#### RECORDS TO PROCESS
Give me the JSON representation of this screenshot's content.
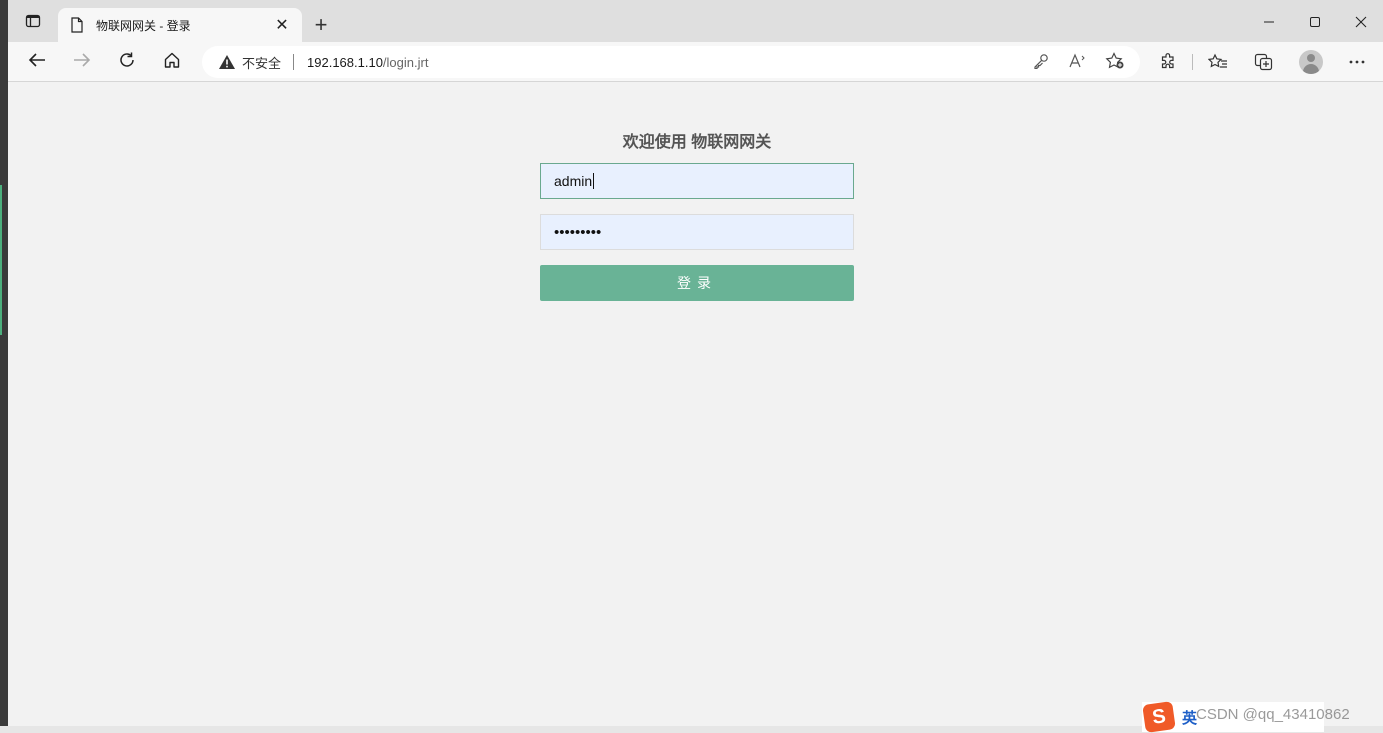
{
  "browser": {
    "tab_title": "物联网网关 - 登录",
    "new_tab_symbol": "+",
    "close_tab_symbol": "✕",
    "security_label": "不安全",
    "url_host": "192.168.1.10",
    "url_path": "/login.jrt"
  },
  "login": {
    "heading": "欢迎使用 物联网网关",
    "username_value": "admin",
    "password_mask": "•••••••••",
    "submit_label": "登录"
  },
  "overlay": {
    "ime_logo": "S",
    "ime_language": "英",
    "watermark": "CSDN @qq_43410862"
  },
  "colors": {
    "accent_button": "#69b396",
    "autofill_field": "#e8f0fe",
    "page_background": "#f2f2f2"
  },
  "icons": [
    "tab-actions-icon",
    "page-icon",
    "back-icon",
    "forward-icon",
    "refresh-icon",
    "home-icon",
    "warning-icon",
    "key-icon",
    "read-aloud-icon",
    "add-favorite-icon",
    "extensions-icon",
    "favorites-icon",
    "collections-icon",
    "profile-icon",
    "more-icon"
  ]
}
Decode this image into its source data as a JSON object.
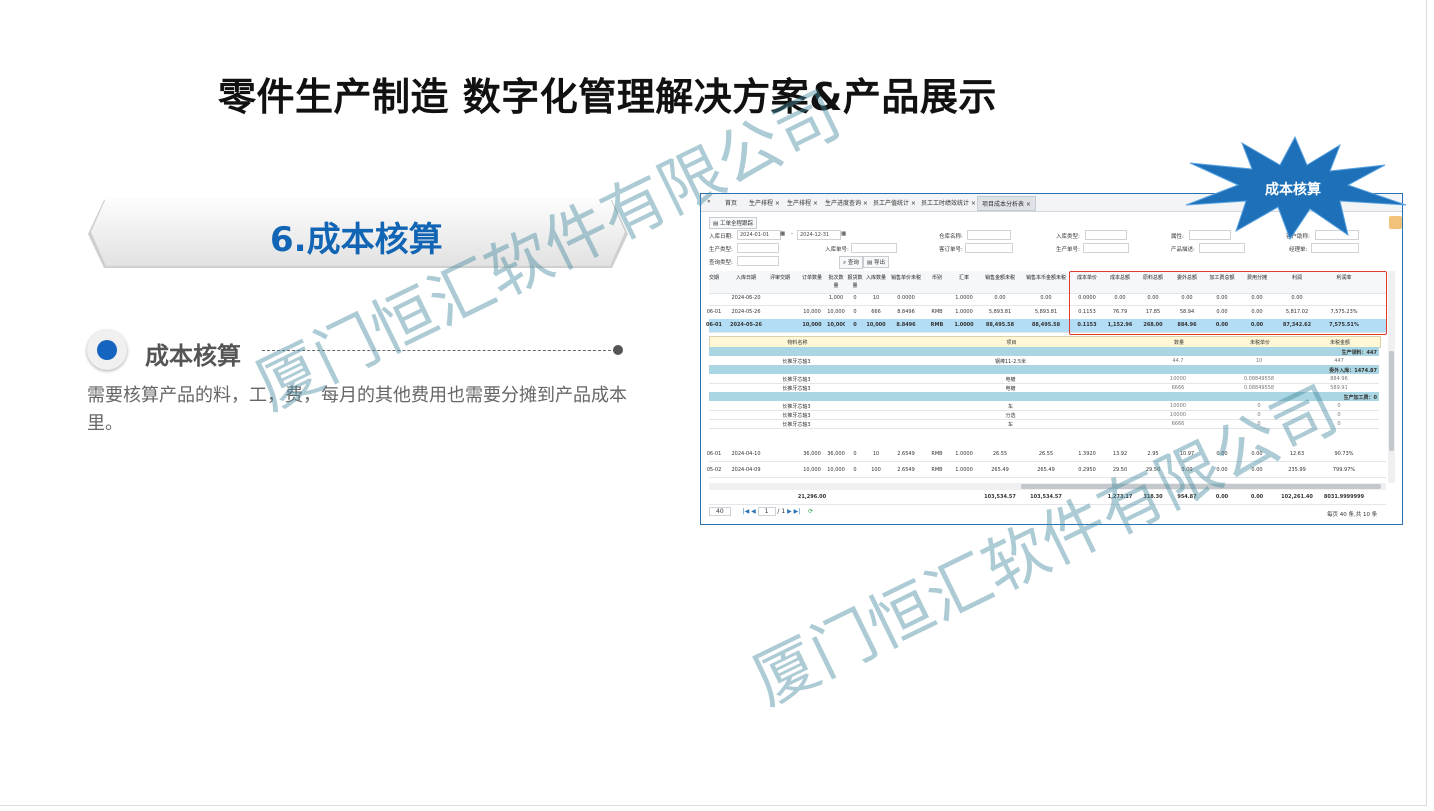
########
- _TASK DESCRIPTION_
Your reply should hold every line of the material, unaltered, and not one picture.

- _TASK RESULT_
Give me the JSON representation of this screenshot's content.
{
  "browser": {
    "tab_title": "物联网网关 - 登录",
    "new_tab_symbol": "+",
    "close_tab_symbol": "✕",
    "security_label": "不安全",
    "url_host": "192.168.1.10",
    "url_path": "/login.jrt"
  },
  "login": {
    "heading": "欢迎使用 物联网网关",
    "username_value": "admin",
    "password_mask": "•••••••••",
    "submit_label": "登录"
  },
  "overlay": {
    "ime_logo": "S",
    "ime_language": "英",
    "watermark": "CSDN @qq_43410862"
  },
  "colors": {
    "accent_button": "#69b396",
    "autofill_field": "#e8f0fe",
    "page_background": "#f2f2f2"
  },
  "icons": [
    "tab-actions-icon",
    "page-icon",
    "back-icon",
    "forward-icon",
    "refresh-icon",
    "home-icon",
    "warning-icon",
    "key-icon",
    "read-aloud-icon",
    "add-favorite-icon",
    "extensions-icon",
    "favorites-icon",
    "collections-icon",
    "profile-icon",
    "more-icon"
  ]
}
Decode this image into its source data as a JSON object.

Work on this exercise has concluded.